Dr. Bruzzese is Associate Professor of Child & Adolescent Psychiatry. She is an authority in behavioral medicine with a specialty in pediatric asthma. Trained as an applied developmental psychologist, her work reflects her dedication to addressing health care disparities in children and adolescents suffering from chronic illnesses, which carry multiple functional ramifications. Dr. Bruzzese has developed innovative school-based and family-focused interventions to improve the social, emotional and physical well-being, as well as academic success, of urban African American and Hispanic youth with asthma. Her interventions target the pediatric patient, their caregivers, and their medical providers. Her approach is multifaceted and involves the translation of findings from the biological, social, developmental and behavioral sciences to interventions that are tested rigorously in the “real-world” setting of schools. While her studies have focused primarily asthma, she has also been involved in obesity, diabetes and substance use trials. Her work has also evolved from efficacy trials to effectiveness, dissemination, and implementation efforts. Dr. Bruzzese is also a CAMS faculty member.
Currently the principal investigator of an NHLBI-funded controlled trial, Dr. Bruzzese is testing whether a multi-component behavioral medicine intervention helps adolescents with undiagnosed obtain a diagnosis and treatment and improve their physical and mental health.

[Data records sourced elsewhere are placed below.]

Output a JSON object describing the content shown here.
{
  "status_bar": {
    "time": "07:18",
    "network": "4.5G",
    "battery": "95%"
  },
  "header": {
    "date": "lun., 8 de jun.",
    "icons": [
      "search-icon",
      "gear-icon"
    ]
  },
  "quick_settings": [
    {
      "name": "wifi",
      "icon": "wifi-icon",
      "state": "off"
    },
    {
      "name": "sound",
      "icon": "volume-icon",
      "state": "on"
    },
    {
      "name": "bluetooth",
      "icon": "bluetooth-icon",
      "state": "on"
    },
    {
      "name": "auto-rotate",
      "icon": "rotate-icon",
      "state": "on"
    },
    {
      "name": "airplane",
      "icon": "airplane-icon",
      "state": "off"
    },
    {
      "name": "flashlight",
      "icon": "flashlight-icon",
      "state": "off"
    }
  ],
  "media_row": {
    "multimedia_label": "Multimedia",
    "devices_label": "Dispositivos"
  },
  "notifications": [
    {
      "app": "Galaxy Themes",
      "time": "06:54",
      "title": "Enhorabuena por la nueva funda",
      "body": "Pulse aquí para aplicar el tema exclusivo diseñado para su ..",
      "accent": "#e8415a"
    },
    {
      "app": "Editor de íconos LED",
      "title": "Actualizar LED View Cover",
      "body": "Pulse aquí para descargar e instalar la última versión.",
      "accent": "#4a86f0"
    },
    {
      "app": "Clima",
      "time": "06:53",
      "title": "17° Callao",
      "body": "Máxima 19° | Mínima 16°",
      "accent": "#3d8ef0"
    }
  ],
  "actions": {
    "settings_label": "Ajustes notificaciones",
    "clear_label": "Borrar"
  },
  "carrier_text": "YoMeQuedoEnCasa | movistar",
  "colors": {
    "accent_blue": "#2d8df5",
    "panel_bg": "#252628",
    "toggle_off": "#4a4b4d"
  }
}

She is also examining how stress, anxiety, depression, and acculturation impact disease management and health outcomes. Dr. Bruzzese is also a co-investigator on two additional NHLBI-funded trials. One is testing the efficacy of multi-systemic therapy to improve the health of adolescents with asthma; the other is testing the impact of providing cultural competence training to physicians treating children and adolescents with asthma.
Dr. Bruzzese earned her BS in psychology summa cum laude from Brooklyn College and her MA and PhD in developmental psychology from Fordham University completing a sub-specialty in applied developmental psychology. She joined NYU School of Medicine in 2003.
Prior to joining the CSC, Dr. Bruzzese was an associate research scientist in the Department of Pediatrics at Columbia University College of Physicians and Surgeons.
In 2008, Dr. Bruzzese received the early career achievement award from the Behavioral Science Health Services Research Assembly of the American Thoracic Society, the leading international professional society dedicated to advancing the clinical and scientific understanding of pulmonary diseases, critical illnesses and sleep-related breathing disorders. She is active in the society, serving on several committees; most recently she joined the patient and family education committee and the joint working group on medical education research. Dr. Bruzzese is on the editorial board of Pediatric Allergy, Immunology, and Pulmonology, and formerly Health Psychology and Applied Developmental Psychology.
In the News
Minors Attitudes toward Peers with Asthma: A Developmental Study
Dr. Bruzzese’s study with her undergraduate intern, Sarah Hayes, which examined minors' attitudes toward peers with asthma and offers clinicians grade-specific findings to counsel patients, was featured on MedLinx. Click here to read the article. (Jan 29, 2013)
I Can Do It Myself…Because You Taught Me
Dr. Bruzzese spoke to Allergy & Asthma Today about developmentally appropriate self-management skills for preschoolers through adolescents (Fall 2012).
New Tool to Assess Asthma-related Anxiety
Dr. Bruzzese’s valuable tool to assess asthma-related anxiety in youth and their parents was featured on Science Daily. Click here to read the article. (May 5, 2011)
School-based Program Helps Adolescents Cope With Asthma
Dr. Bruzzese spoke to Science Codex about her school-based intervention program designed for adolescents with asthma that significantly improves asthma management and quality of life for the students who participate, and reduces asthma morbidity. Click here to read the article. (December 8, 2010)